In concert with major federal policy initiatives, local climate action plans must include high-impact solutions that are tailored to local geographic contexts. In 2019, Brown began the multi-year Drawdown Georgia project, an initiative to identify a strategy to significantly cut the carbon footprint of the State of Georgia, modeled after the global Project Drawdown project. The effort in Georgia analyzed dozens of potential emissions-reduction tactics, considering criteria such as market readiness and cost competitiveness. 

The team selected 20 solutions across five sectors of the economy, including transportation. The solutions created a “roadmap” to bridge gaps between state and local planning efforts; many solutions, like the expansion of mass transit, offered co-benefits beyond climate impacts, including equity, economic development and job creation, public health, and environmental quality. Brown’s work with the Drawdown Georgia project contends that Georgia can reduce its carbon footprint by 50 percent by 2030, an aspirational and achievable decline in CO2 over a 25-year period. 

View video highlights from Brown’s July 20, 2021 talk here. To learn more about the U.S. DOT Volpe Center’s 2021 thought leadership program, please contact U.S. DOT Volpe Center Director of Strategic Initiatives for Research and Innovation Ellen E. Bell.
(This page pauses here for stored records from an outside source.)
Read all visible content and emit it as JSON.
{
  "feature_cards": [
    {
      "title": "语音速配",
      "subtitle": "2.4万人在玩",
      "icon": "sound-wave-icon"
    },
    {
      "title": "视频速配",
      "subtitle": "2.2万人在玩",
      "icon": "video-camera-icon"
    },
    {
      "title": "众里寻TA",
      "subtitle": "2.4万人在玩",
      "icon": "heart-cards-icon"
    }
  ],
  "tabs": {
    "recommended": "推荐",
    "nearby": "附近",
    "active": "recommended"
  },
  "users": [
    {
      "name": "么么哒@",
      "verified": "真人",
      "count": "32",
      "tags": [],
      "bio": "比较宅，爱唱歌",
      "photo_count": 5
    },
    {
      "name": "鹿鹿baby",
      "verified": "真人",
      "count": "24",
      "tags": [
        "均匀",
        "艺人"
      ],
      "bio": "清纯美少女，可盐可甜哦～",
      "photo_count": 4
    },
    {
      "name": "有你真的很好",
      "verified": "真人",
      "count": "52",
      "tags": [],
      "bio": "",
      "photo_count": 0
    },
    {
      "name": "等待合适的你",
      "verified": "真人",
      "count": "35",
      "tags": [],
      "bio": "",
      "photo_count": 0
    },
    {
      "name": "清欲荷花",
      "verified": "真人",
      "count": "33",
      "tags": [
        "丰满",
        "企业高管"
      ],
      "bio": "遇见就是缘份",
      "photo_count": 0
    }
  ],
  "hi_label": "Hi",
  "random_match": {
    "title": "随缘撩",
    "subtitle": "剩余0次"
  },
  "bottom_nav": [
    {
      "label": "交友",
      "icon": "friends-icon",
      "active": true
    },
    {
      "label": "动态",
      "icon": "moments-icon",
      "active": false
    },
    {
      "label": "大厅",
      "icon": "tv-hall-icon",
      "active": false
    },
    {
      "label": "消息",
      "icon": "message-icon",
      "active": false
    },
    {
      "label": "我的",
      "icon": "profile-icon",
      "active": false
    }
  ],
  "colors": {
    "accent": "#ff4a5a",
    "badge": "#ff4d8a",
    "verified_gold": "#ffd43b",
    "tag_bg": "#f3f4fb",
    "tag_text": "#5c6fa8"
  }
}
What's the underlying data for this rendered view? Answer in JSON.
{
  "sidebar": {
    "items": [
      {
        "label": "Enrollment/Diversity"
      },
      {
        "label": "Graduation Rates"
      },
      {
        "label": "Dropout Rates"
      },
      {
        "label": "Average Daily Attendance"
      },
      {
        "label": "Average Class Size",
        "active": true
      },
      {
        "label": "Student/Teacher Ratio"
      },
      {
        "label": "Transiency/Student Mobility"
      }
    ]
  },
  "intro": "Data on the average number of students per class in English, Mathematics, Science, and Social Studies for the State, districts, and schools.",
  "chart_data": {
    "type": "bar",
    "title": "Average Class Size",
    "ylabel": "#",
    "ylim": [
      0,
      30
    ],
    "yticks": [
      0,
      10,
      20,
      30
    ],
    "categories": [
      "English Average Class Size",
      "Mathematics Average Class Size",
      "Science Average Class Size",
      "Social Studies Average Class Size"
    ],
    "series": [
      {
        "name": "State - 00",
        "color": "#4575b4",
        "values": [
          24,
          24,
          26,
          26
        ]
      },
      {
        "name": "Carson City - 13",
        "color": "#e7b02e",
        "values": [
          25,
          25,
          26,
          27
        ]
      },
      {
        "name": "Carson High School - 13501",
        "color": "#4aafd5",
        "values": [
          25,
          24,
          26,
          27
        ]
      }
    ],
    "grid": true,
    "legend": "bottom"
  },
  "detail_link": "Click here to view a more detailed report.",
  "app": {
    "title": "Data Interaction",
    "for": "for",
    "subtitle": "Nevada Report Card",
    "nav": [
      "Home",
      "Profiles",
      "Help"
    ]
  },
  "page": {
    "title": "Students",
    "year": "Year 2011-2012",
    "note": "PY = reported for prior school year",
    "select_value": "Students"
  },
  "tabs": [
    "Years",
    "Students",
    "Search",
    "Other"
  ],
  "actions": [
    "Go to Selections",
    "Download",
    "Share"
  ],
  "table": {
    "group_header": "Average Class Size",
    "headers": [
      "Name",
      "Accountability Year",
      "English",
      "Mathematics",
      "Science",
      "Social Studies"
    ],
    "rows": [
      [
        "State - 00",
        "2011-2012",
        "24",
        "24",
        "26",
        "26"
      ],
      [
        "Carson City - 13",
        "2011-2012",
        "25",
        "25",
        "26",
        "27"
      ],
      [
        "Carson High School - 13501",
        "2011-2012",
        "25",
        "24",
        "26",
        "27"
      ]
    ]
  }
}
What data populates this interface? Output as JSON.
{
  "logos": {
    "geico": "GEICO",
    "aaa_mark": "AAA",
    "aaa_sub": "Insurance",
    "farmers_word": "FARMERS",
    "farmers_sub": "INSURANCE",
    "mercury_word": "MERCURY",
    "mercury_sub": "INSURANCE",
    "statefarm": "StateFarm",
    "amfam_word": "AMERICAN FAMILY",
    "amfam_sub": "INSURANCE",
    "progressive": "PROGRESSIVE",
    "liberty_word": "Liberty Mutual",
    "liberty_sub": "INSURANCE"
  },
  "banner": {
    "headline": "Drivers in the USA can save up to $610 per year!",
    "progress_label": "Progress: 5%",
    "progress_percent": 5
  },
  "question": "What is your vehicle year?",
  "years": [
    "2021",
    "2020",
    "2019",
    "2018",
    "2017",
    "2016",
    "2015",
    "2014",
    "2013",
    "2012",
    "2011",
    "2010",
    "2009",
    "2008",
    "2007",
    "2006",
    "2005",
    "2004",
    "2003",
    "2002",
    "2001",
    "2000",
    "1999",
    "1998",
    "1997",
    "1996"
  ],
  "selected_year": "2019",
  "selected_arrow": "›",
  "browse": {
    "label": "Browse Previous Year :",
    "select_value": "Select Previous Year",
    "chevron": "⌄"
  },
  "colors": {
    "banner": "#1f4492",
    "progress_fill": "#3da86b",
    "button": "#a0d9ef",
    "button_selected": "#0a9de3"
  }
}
Video Highlights

Highlights from "Advancing a Just and Low-Carbon Future with Urban Electrification"

Dr. Marilyn Brown on the 2020s as a Decisive Factor for the Transportation Sector

Dr. Marilyn Brown on Electric Vehicles Bolstering Resilience to Climate Change Impacts

Dr. Marilyn Brown on Major Emissions Reduction Goals are Both Aspirational and Achievable

The views of the speaker do not represent the views of U.S. DOT.

Celebrating more than 50 years of federal service to the nation, the U.S. DOT Volpe Center’s mission is to improve the nation's transportation system by anticipating emerging issues and advancing technical, operational, and institutional innovations for the public good.